Legatus Chapter Rechartered in Diocese
The founding members of the Rockford Chapter of Legatus pose with Bishop David Malloy and Legatus spiritual advisor Father David Peck on June 30, shortly after the chapter was rechartered. (Observer photo by Amanda Hudson)
Officers for the Rockford Chapter of Legatus include four who were commissioned at the June 30 event by Bishop David Malloy. Officers are: John and Fran Morrissey, Tony Hyler, Pat Derry, and, not pictured, Mike Hale and Joe and Sue Castrogiovanni. (Observer photo by Amanda Hudson)
By Amanda Hudson, News Editor
July 13, 2015

ROCKFORD—When members of Legatus stand together with the Church in witnessing the Catholic faith, “we stand with Christ,” said Bishop David Malloy to the founding members of the newly rechartered Rockford chapter.

“We’re going to be asked to be faithful witnesses,” he continued in his homily, noting that the world is in need of the truth given by Christ. “Our task is to be faithful, to be joyful … to keep our eyes on Christ. Our task now is to walk with Him.”

As an international organization for corporate executives and their spouses, Legatus (which is Latin for “ambassador”) provides an environment for its members to become ambassadors for the Catholic faith. Members include presidents, CEOs, owners and executive vice presidents of sizable businesses.

For more information about the Rockford Chapter, contact: Chapter Development Officer, Amy Dillon, 616-717-0060; [email protected]; or Regional Director Nancy Haskell, 949-616-0057; [email protected].

The chartering ceremony and commissioning of officers took place on June 30 at St. Rita Church in Rockford. The evening began with the sacrament of confession and a rosary followed by Mass and the chartering. Festivities then continued at Giovanni’s restaurant where members and guests socialized over dinner. Bishop Malloy spoke at the dinner and later answered members’ questions.

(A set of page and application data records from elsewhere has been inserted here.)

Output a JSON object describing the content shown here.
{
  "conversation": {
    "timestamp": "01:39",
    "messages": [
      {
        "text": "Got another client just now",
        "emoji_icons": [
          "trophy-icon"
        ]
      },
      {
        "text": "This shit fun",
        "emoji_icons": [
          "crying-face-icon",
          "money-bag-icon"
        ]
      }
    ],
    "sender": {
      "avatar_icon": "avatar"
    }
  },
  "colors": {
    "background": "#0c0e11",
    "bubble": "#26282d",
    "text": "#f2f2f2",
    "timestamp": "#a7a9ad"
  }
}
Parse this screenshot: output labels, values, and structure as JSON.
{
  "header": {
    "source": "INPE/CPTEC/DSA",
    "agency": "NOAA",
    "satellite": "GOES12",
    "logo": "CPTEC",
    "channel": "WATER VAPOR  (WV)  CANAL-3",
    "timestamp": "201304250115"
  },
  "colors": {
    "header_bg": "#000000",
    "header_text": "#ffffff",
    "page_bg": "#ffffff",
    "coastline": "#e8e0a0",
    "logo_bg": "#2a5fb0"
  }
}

The bishop focused on the need for Catholics, including the laity, “to commit a blatant act of faith” as American society continues to move away from what had been common Judeo-Christian values and worldview.

First of all, he said, is the need “to trust Jesus in a very personal way.” Second is for Catholics “to say what Jesus has told us … the word of truth that will set us free.” He called upon his business leaders audience to make use of opportunities, especially regarding ethics, to witness to their faith.

Bishop Malloy asked them also for their prayers and support for him and for their parishes, saying, “Your willingness to come here (to Legatus) … to be part of this chartering … says that you are saying, ‘I’m willing to live what Christ has told us.’”

Legatus’ Executive Director, John Hunt, spoke briefly.

“All of you are the founders” of the Rockford chapter, he said, calling it a “happy burden.” He noted that their work will determine the impact that Legatus has in the diocese, now and in the future.

Reasons and benefits of Legatus include, he said, the enjoyment of a date-night – a once-a-month get together with one’s spouse; a chance to interact with other senior executives and share the “burdens of leadership;” a means to grow one’s personal faith life; a vehicle for living the new evangelization; and to gain strength even as they and the Catholic Church navigate the various threats to faith.

“There’s work to be done that falls to all of us,” Hunt concluded.

John Morrissey and his wife, Fran, have been the main promoters of the rechartering of the Rockford group, which was initially chartered in 2001. At the dinner, Morrissey called Legatus a support group, and also “an enabling group” to help members “hopefully to become a better businessman.”

Legatus provides “always a positive, upbeat, you-can-do-it” atmosphere, Morrissey said.

“I hope,” he added, “that Legatus is always about … looking for what is right.”